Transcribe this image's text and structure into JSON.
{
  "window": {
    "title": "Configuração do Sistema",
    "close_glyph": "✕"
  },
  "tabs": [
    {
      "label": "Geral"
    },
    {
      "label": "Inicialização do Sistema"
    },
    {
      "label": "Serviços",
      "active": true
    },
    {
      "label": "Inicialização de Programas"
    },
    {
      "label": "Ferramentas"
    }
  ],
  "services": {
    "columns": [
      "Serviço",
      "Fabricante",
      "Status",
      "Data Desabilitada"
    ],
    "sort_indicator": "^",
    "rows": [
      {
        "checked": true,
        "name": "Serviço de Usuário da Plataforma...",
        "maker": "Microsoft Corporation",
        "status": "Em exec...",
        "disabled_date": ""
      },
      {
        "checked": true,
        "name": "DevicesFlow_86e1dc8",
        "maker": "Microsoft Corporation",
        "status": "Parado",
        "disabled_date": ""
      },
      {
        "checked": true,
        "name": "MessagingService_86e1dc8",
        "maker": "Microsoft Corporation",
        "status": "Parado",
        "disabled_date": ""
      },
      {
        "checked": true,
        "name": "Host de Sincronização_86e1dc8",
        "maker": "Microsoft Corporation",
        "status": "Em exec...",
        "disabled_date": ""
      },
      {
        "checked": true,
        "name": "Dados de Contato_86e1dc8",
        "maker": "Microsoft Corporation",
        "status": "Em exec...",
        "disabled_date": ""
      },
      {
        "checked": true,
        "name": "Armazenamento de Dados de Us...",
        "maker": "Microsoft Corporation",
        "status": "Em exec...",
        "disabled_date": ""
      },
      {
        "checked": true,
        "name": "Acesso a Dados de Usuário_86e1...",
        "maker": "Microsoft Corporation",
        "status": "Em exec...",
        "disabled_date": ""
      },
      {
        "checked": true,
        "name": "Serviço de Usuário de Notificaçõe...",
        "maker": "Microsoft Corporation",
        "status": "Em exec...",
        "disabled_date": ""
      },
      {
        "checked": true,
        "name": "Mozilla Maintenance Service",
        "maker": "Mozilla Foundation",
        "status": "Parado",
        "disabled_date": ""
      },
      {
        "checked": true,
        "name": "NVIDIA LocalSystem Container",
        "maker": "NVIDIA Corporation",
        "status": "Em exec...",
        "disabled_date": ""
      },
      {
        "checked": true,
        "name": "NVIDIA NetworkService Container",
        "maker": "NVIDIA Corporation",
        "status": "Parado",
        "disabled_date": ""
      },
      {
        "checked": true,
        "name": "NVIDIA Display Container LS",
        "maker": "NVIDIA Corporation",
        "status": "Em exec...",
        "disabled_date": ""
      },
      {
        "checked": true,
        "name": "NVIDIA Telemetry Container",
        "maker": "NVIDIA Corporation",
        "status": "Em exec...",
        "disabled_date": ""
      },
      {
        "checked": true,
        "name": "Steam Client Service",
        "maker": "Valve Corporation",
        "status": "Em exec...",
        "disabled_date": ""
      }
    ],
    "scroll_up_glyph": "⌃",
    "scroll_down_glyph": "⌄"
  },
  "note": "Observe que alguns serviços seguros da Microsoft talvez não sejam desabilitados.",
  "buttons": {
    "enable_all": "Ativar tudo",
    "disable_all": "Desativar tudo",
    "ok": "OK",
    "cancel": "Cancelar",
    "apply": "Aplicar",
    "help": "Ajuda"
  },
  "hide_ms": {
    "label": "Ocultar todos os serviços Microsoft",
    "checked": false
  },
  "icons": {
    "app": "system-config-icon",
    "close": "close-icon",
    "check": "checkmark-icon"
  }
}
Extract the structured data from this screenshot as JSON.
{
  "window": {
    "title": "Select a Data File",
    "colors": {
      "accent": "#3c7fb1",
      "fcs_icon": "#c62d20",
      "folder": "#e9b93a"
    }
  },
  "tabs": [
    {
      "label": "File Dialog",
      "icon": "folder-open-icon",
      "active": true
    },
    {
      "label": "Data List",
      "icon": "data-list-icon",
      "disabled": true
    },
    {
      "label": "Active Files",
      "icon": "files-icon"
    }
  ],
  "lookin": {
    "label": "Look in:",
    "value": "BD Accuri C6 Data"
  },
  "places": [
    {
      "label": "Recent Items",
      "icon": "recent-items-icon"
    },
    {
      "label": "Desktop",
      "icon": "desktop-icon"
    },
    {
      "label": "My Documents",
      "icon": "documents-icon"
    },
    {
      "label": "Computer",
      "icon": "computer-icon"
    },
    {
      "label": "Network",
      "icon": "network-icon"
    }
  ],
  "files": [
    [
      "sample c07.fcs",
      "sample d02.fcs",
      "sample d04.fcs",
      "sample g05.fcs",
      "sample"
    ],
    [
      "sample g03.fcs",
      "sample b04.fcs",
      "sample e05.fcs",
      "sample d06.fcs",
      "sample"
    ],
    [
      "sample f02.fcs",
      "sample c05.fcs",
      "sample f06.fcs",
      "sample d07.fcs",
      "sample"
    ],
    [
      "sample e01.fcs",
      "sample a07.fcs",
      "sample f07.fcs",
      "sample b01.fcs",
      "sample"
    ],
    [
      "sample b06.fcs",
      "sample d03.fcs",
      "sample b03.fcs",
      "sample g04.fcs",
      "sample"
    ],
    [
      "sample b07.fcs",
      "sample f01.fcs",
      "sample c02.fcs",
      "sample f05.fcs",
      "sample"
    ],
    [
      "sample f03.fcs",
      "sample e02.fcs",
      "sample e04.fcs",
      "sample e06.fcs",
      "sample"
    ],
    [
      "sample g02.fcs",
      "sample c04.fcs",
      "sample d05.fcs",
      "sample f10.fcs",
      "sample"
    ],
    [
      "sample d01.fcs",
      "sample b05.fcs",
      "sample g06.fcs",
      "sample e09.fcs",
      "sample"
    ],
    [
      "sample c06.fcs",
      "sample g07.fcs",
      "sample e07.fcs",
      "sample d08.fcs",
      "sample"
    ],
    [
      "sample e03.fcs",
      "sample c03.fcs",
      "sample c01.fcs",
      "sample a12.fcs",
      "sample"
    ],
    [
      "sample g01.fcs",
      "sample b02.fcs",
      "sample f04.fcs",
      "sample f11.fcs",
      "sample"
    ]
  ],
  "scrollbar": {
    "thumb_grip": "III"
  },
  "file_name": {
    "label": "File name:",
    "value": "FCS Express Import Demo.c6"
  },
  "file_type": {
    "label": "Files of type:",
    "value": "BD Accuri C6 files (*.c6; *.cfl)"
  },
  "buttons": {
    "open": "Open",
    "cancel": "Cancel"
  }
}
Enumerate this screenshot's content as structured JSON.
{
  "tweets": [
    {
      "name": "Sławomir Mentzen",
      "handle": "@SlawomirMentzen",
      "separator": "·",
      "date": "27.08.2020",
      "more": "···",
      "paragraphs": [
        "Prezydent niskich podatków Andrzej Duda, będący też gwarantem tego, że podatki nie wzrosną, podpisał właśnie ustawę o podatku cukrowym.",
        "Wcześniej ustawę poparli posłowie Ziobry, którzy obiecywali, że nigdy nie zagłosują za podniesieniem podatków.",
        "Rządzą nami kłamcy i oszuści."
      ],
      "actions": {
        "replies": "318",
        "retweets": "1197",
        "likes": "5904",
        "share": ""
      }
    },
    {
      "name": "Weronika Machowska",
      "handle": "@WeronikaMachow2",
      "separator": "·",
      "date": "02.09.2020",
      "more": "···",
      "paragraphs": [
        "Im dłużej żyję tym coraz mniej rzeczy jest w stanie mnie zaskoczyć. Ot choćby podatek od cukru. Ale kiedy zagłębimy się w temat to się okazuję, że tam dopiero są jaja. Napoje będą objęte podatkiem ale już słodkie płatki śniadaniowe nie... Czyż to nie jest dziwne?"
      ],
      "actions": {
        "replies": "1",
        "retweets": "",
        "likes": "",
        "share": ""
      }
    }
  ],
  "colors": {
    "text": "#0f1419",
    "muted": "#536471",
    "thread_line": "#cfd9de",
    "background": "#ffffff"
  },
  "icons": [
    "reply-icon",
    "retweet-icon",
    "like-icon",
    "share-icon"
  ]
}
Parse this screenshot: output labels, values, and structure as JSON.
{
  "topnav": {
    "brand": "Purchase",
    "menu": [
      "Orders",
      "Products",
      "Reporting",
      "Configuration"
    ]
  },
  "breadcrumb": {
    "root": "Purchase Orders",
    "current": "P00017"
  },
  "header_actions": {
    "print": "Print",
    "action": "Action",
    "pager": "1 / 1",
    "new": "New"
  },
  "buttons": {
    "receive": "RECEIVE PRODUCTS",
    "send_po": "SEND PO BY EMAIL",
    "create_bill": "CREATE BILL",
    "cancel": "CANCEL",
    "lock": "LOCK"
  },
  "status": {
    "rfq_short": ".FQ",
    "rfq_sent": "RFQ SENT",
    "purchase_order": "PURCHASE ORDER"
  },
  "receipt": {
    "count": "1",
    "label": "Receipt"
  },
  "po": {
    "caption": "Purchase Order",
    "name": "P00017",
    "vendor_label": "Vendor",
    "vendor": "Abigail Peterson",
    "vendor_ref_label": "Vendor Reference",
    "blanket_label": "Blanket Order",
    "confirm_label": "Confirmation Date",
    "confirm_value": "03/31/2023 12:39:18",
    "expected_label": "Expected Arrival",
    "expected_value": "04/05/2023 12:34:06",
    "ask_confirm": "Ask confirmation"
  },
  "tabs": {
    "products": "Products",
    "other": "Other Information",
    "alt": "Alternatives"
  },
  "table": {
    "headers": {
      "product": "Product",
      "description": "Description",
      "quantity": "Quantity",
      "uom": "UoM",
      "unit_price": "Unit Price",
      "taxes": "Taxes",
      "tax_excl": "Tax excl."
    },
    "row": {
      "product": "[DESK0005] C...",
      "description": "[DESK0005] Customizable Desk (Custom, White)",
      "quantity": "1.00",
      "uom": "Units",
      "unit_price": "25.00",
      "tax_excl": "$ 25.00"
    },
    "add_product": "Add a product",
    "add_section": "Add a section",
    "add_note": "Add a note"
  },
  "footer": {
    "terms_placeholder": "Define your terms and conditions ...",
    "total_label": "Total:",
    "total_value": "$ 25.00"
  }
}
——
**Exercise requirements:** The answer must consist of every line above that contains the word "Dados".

**Exercise result:**
        "name": "Dados de Contato_86e1dc8",
        "name": "Armazenamento de Dados de Us...",
        "name": "Acesso a Dados de Usuário_86e1...",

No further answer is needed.